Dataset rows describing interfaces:
^^^^^^^^^^^^^^^^

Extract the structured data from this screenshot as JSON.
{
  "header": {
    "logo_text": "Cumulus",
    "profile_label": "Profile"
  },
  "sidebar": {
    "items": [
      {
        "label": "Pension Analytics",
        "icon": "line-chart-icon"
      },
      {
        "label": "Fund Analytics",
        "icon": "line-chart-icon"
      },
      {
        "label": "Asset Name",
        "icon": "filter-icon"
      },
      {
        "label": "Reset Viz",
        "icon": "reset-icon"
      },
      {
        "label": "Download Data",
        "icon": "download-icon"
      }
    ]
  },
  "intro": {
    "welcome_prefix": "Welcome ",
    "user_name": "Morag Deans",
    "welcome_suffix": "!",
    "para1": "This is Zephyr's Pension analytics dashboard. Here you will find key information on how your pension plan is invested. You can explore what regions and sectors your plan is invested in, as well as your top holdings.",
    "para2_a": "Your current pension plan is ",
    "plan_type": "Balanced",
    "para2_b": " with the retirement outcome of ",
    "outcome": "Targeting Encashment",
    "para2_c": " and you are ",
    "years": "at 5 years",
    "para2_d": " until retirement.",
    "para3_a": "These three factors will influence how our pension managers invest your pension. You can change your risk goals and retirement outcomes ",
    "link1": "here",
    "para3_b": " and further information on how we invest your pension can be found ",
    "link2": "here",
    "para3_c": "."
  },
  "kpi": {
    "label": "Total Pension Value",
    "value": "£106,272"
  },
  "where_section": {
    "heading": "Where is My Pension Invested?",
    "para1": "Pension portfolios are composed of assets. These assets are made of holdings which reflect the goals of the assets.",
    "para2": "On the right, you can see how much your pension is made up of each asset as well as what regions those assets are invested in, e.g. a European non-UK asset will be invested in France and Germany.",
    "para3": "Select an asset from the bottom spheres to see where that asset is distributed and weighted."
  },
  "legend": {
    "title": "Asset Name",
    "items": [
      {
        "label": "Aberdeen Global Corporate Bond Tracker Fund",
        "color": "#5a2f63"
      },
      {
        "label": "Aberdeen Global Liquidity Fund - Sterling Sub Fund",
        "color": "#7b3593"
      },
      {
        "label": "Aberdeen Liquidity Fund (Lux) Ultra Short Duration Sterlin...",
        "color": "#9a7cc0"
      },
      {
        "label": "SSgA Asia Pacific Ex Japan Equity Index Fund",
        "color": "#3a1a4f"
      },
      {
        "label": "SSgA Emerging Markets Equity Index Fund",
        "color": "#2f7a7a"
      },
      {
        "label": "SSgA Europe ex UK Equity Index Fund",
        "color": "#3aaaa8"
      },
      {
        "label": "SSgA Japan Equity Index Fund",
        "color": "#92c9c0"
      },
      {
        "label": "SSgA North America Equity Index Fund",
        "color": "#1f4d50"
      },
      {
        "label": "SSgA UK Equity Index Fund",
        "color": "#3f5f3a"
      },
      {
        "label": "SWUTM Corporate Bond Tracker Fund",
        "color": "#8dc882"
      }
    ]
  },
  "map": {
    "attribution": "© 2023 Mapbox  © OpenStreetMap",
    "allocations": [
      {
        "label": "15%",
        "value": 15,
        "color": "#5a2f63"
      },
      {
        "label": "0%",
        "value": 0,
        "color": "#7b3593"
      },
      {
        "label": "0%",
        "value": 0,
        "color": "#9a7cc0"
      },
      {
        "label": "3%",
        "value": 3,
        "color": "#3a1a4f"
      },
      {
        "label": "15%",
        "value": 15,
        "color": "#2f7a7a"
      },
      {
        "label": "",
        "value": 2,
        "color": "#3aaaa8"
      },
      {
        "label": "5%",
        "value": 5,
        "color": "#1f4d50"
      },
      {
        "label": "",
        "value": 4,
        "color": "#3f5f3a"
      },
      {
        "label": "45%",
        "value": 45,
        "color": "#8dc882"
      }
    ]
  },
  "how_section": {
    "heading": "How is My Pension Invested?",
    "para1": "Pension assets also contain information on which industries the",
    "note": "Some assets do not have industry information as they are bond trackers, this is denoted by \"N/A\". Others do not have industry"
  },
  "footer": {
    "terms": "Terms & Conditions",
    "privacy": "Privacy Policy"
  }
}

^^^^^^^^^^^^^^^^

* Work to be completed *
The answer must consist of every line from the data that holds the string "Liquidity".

* Answer section *
        "label": "Aberdeen Global Liquidity Fund - Sterling Sub Fund",
        "label": "Aberdeen Liquidity Fund (Lux) Ultra Short Duration Sterlin...",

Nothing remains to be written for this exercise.